▶ Task details: Only lines with the word "bigdata" are needed; collect each of them from the listing below.

▶ Extracted information:

──────────

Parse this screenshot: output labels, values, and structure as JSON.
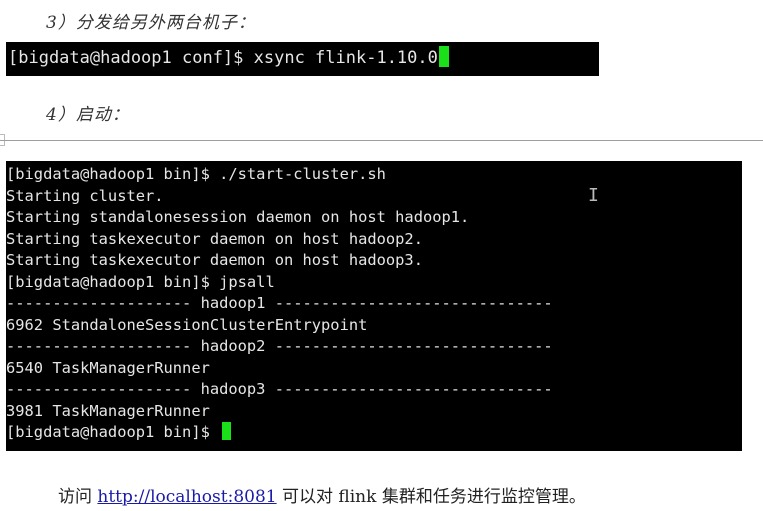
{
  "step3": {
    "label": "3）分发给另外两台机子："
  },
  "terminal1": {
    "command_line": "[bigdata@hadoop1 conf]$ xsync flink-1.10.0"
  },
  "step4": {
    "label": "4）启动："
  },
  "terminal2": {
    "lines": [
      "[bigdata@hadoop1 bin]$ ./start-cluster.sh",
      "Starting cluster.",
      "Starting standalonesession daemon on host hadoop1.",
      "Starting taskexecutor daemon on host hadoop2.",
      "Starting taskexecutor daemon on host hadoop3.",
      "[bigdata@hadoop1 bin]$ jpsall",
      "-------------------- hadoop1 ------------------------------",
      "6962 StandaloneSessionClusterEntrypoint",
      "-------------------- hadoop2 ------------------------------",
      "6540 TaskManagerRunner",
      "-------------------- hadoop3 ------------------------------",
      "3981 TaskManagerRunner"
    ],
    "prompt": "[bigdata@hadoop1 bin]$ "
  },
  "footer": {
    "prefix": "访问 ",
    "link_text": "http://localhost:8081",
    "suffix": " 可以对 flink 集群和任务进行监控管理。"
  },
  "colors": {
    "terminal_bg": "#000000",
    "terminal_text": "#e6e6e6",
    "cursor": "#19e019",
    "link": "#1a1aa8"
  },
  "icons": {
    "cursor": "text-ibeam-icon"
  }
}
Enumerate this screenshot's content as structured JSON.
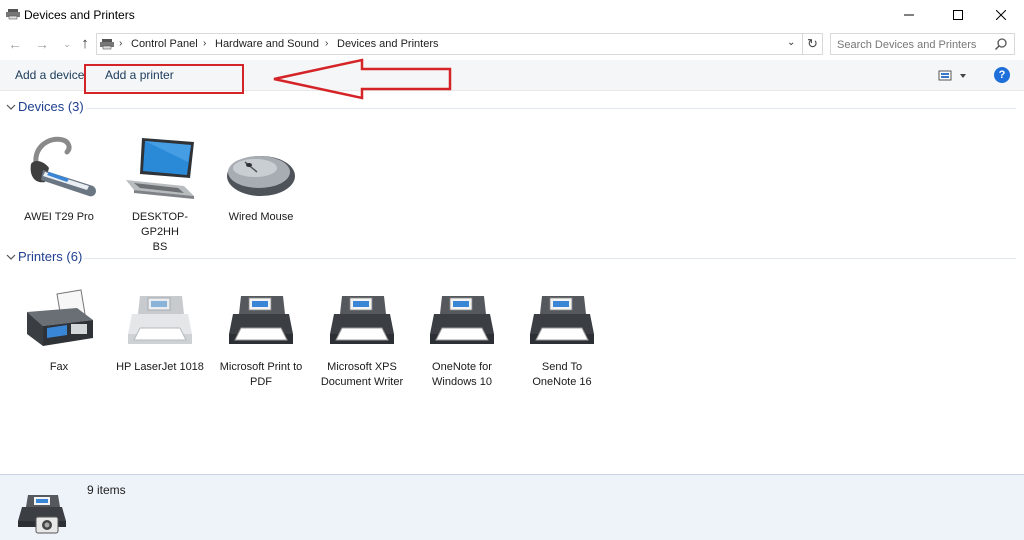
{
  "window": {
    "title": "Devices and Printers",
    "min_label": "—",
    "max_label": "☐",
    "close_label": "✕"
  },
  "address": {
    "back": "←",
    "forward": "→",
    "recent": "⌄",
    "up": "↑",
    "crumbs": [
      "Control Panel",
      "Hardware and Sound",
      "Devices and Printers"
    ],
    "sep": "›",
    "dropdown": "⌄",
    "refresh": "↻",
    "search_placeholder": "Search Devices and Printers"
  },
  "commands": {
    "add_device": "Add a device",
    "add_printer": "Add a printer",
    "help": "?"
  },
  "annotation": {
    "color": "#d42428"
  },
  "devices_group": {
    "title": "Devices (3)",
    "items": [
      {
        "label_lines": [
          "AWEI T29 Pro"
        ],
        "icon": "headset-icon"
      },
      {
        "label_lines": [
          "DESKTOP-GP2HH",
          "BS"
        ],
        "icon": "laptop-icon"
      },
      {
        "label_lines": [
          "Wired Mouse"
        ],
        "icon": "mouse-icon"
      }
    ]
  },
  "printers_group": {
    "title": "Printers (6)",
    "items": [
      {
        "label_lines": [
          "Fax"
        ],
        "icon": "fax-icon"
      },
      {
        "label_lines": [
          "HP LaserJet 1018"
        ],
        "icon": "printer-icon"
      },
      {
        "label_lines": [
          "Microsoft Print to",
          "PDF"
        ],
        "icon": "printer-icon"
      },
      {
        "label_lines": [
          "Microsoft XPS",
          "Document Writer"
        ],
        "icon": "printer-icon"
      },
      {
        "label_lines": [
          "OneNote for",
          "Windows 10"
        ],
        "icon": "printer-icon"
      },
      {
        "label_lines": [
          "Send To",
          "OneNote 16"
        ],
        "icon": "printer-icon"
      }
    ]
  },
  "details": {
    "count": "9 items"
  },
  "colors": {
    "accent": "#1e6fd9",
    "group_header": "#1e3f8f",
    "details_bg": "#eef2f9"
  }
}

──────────

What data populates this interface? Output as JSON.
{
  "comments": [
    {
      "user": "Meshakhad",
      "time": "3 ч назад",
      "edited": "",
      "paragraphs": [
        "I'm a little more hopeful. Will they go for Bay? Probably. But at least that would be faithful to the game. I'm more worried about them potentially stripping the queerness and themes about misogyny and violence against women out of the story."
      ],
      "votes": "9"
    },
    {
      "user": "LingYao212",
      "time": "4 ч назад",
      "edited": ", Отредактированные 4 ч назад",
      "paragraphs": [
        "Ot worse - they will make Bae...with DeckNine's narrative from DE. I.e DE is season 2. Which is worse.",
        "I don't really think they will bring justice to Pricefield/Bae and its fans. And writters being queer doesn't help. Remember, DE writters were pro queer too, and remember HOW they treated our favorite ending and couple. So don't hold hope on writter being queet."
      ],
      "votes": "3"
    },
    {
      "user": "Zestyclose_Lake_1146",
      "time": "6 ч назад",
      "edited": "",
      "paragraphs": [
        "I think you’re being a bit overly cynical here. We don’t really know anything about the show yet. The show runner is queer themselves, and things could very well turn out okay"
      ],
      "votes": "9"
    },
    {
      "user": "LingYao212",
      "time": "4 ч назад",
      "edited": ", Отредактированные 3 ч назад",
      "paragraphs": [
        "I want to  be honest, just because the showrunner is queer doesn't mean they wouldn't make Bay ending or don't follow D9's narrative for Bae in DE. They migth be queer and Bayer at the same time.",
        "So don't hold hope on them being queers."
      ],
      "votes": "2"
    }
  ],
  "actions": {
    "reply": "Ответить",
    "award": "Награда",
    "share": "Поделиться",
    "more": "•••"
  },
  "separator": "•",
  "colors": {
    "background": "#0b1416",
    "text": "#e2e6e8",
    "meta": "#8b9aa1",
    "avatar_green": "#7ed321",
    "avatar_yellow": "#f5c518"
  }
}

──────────

▶ Expected answer:
    "command_line": "[bigdata@hadoop1 conf]$ xsync flink-1.10.0"
      "[bigdata@hadoop1 bin]$ ./start-cluster.sh",
      "[bigdata@hadoop1 bin]$ jpsall",
    "prompt": "[bigdata@hadoop1 bin]$ "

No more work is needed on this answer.